--- REQUIRED WORK ---
Retype the entries below exactly, and keep every picture out of your version.

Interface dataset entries
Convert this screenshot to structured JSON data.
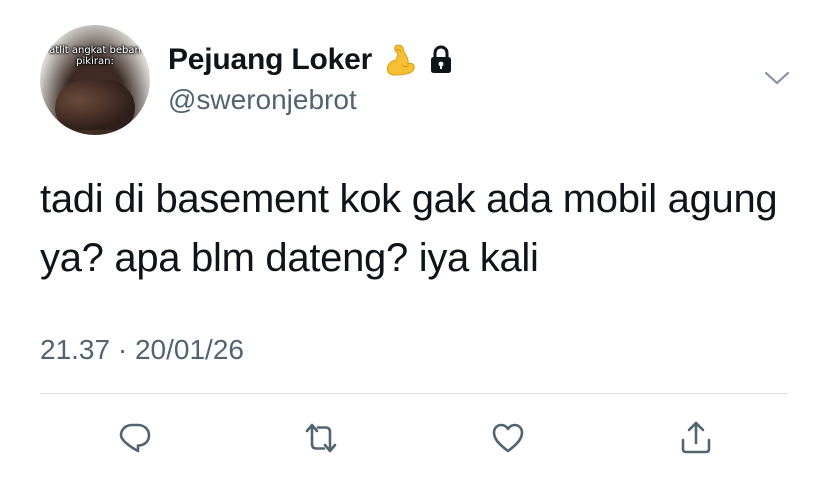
{
  "tweet": {
    "avatar_caption": "atlit angkat beban pikiran:",
    "display_name": "Pejuang Loker",
    "badge_emoji_icon": "flexed-biceps-icon",
    "protected_icon": "lock-icon",
    "handle": "@sweronjebrot",
    "text": "tadi di basement kok gak ada mobil agung ya? apa blm dateng? iya kali",
    "time": "21.37",
    "separator": "·",
    "date": "20/01/26",
    "more_icon": "chevron-down-icon"
  },
  "actions": [
    {
      "name": "reply",
      "icon": "reply-icon"
    },
    {
      "name": "retweet",
      "icon": "retweet-icon"
    },
    {
      "name": "like",
      "icon": "heart-icon"
    },
    {
      "name": "share",
      "icon": "share-icon"
    }
  ],
  "colors": {
    "text": "#0f1419",
    "secondary": "#536471",
    "divider": "#d8dde1",
    "icon": "#536471"
  }
}
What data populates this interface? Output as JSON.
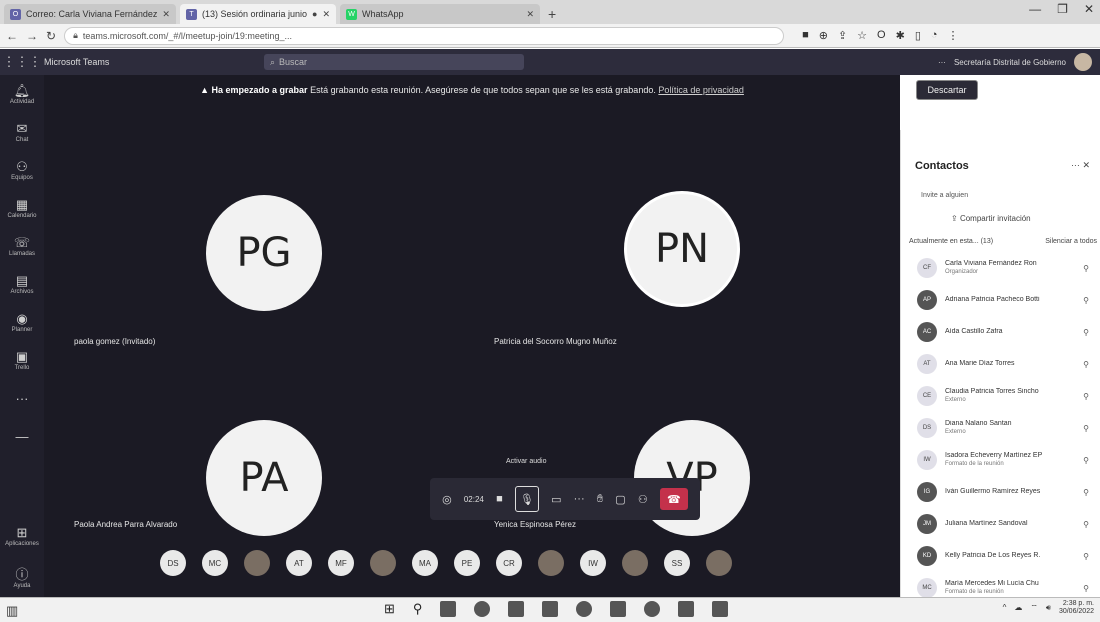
{
  "browser": {
    "tabs": [
      {
        "label": "Correo: Carla Viviana Fernández",
        "active": false
      },
      {
        "label": "(13) Sesión ordinaria junio",
        "active": true
      },
      {
        "label": "WhatsApp",
        "active": false
      }
    ],
    "url": "teams.microsoft.com/_#/l/meetup-join/19:meeting_..."
  },
  "teams": {
    "brand": "Microsoft Teams",
    "search_placeholder": "Buscar",
    "user_org": "Secretaría Distrital de Gobierno",
    "rail": [
      "Actividad",
      "Chat",
      "Equipos",
      "Calendario",
      "Llamadas",
      "Archivos",
      "Planner",
      "Trello",
      "OneDrive",
      "Aplicaciones",
      "Ayuda"
    ]
  },
  "banner": {
    "warn_icon": "▲",
    "bold": "Ha empezado a grabar",
    "text": "Está grabando esta reunión. Asegúrese de que todos sepan que se les está grabando.",
    "link": "Política de privacidad",
    "dismiss": "Descartar"
  },
  "tiles": [
    {
      "initials": "PG",
      "name": "paola gomez (Invitado)"
    },
    {
      "initials": "PN",
      "name": "Patricia del Socorro Mugno Muñoz"
    },
    {
      "initials": "PA",
      "name": "Paola Andrea Parra Alvarado"
    },
    {
      "initials": "VP",
      "name": "Yenica Espinosa Pérez"
    }
  ],
  "controls": {
    "tooltip": "Activar audio",
    "timer": "02:24"
  },
  "avatar_row": [
    "DS",
    "MC",
    "",
    "AT",
    "MF",
    "",
    "MA",
    "PE",
    "CR",
    "",
    "IW",
    "",
    "SS",
    ""
  ],
  "panel": {
    "title": "Contactos",
    "invite_label": "Invite a alguien",
    "share_invite": "Compartir invitación",
    "in_meeting": "Actualmente en esta... (13)",
    "mute_all": "Silenciar a todos",
    "contacts": [
      {
        "initials": "CF",
        "name": "Carla Viviana Fernández Ron",
        "sub": "Organizador",
        "dark": false
      },
      {
        "initials": "AP",
        "name": "Adriana Patricia Pacheco Botti",
        "sub": "",
        "dark": true
      },
      {
        "initials": "AC",
        "name": "Aída Castillo Zafra",
        "sub": "",
        "dark": true
      },
      {
        "initials": "AT",
        "name": "Ana Marie Díaz Torres",
        "sub": "",
        "dark": false
      },
      {
        "initials": "CE",
        "name": "Claudia Patricia Torres Sincho",
        "sub": "Externo",
        "dark": false
      },
      {
        "initials": "DS",
        "name": "Diana Nalano Santan",
        "sub": "Externo",
        "dark": false
      },
      {
        "initials": "IW",
        "name": "Isadora Echeverry Martínez EP",
        "sub": "Formato de la reunión",
        "dark": false
      },
      {
        "initials": "IG",
        "name": "Iván Guillermo Ramírez Reyes",
        "sub": "",
        "dark": true
      },
      {
        "initials": "JM",
        "name": "Juliana Martínez Sandoval",
        "sub": "",
        "dark": true
      },
      {
        "initials": "KD",
        "name": "Kelly Patricia De Los Reyes R.",
        "sub": "",
        "dark": true
      },
      {
        "initials": "MC",
        "name": "María Mercedes Mi Lucía Chu",
        "sub": "Formato de la reunión",
        "dark": false
      }
    ]
  },
  "taskbar": {
    "time": "2:38 p. m.",
    "date": "30/06/2022"
  }
}
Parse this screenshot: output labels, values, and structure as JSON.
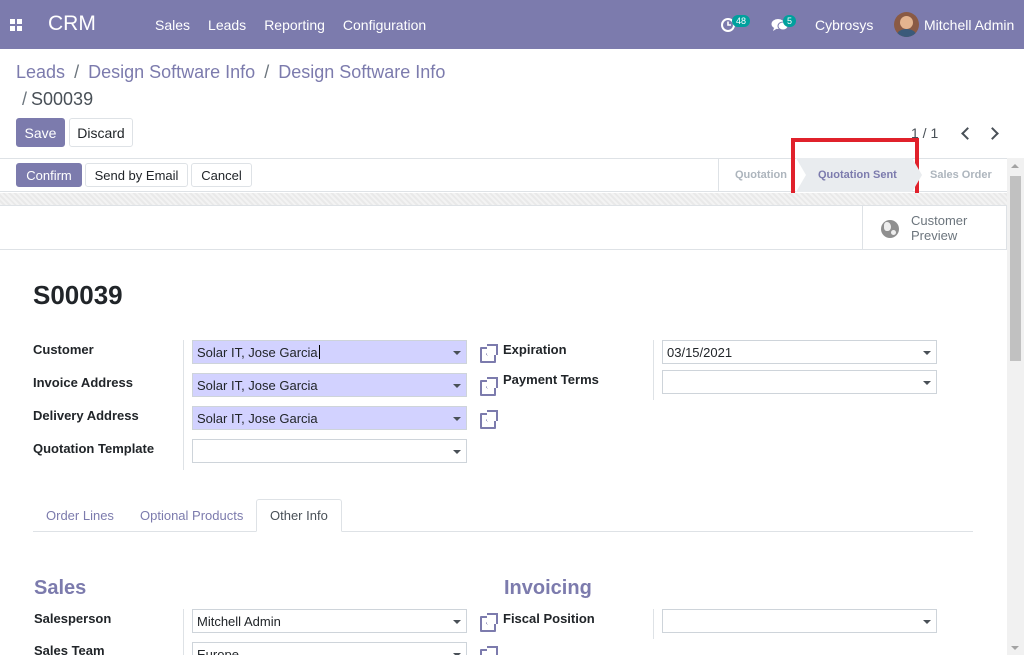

--- TASK RESPONSE ---
Convert this screenshot to structured JSON data.
{
  "tweet": {
    "avatar_caption": "atlit angkat beban pikiran:",
    "display_name": "Pejuang Loker",
    "badge_emoji_icon": "flexed-biceps-icon",
    "protected_icon": "lock-icon",
    "handle": "@sweronjebrot",
    "text": "tadi di basement kok gak ada mobil agung ya? apa blm dateng? iya kali",
    "time": "21.37",
    "separator": "·",
    "date": "20/01/26",
    "more_icon": "chevron-down-icon"
  },
  "actions": [
    {
      "name": "reply",
      "icon": "reply-icon"
    },
    {
      "name": "retweet",
      "icon": "retweet-icon"
    },
    {
      "name": "like",
      "icon": "heart-icon"
    },
    {
      "name": "share",
      "icon": "share-icon"
    }
  ],
  "colors": {
    "text": "#0f1419",
    "secondary": "#536471",
    "divider": "#d8dde1",
    "icon": "#536471"
  }
}
What data populates this interface? Output as JSON.
{
  "browser": {
    "tabs": [
      {
        "label": "Correo: Carla Viviana Fernández",
        "active": false
      },
      {
        "label": "(13) Sesión ordinaria junio",
        "active": true
      },
      {
        "label": "WhatsApp",
        "active": false
      }
    ],
    "url": "teams.microsoft.com/_#/l/meetup-join/19:meeting_..."
  },
  "teams": {
    "brand": "Microsoft Teams",
    "search_placeholder": "Buscar",
    "user_org": "Secretaría Distrital de Gobierno",
    "rail": [
      "Actividad",
      "Chat",
      "Equipos",
      "Calendario",
      "Llamadas",
      "Archivos",
      "Planner",
      "Trello",
      "OneDrive",
      "Aplicaciones",
      "Ayuda"
    ]
  },
  "banner": {
    "warn_icon": "▲",
    "bold": "Ha empezado a grabar",
    "text": "Está grabando esta reunión. Asegúrese de que todos sepan que se les está grabando.",
    "link": "Política de privacidad",
    "dismiss": "Descartar"
  },
  "tiles": [
    {
      "initials": "PG",
      "name": "paola gomez (Invitado)"
    },
    {
      "initials": "PN",
      "name": "Patricia del Socorro Mugno Muñoz"
    },
    {
      "initials": "PA",
      "name": "Paola Andrea Parra Alvarado"
    },
    {
      "initials": "VP",
      "name": "Yenica Espinosa Pérez"
    }
  ],
  "controls": {
    "tooltip": "Activar audio",
    "timer": "02:24"
  },
  "avatar_row": [
    "DS",
    "MC",
    "",
    "AT",
    "MF",
    "",
    "MA",
    "PE",
    "CR",
    "",
    "IW",
    "",
    "SS",
    ""
  ],
  "panel": {
    "title": "Contactos",
    "invite_label": "Invite a alguien",
    "share_invite": "Compartir invitación",
    "in_meeting": "Actualmente en esta... (13)",
    "mute_all": "Silenciar a todos",
    "contacts": [
      {
        "initials": "CF",
        "name": "Carla Viviana Fernández Ron",
        "sub": "Organizador",
        "dark": false
      },
      {
        "initials": "AP",
        "name": "Adriana Patricia Pacheco Botti",
        "sub": "",
        "dark": true
      },
      {
        "initials": "AC",
        "name": "Aída Castillo Zafra",
        "sub": "",
        "dark": true
      },
      {
        "initials": "AT",
        "name": "Ana Marie Díaz Torres",
        "sub": "",
        "dark": false
      },
      {
        "initials": "CE",
        "name": "Claudia Patricia Torres Sincho",
        "sub": "Externo",
        "dark": false
      },
      {
        "initials": "DS",
        "name": "Diana Nalano Santan",
        "sub": "Externo",
        "dark": false
      },
      {
        "initials": "IW",
        "name": "Isadora Echeverry Martínez EP",
        "sub": "Formato de la reunión",
        "dark": false
      },
      {
        "initials": "IG",
        "name": "Iván Guillermo Ramírez Reyes",
        "sub": "",
        "dark": true
      },
      {
        "initials": "JM",
        "name": "Juliana Martínez Sandoval",
        "sub": "",
        "dark": true
      },
      {
        "initials": "KD",
        "name": "Kelly Patricia De Los Reyes R.",
        "sub": "",
        "dark": true
      },
      {
        "initials": "MC",
        "name": "María Mercedes Mi Lucía Chu",
        "sub": "Formato de la reunión",
        "dark": false
      }
    ]
  },
  "taskbar": {
    "time": "2:38 p. m.",
    "date": "30/06/2022"
  }
}
Parse this screenshot: output labels, values, and structure as JSON.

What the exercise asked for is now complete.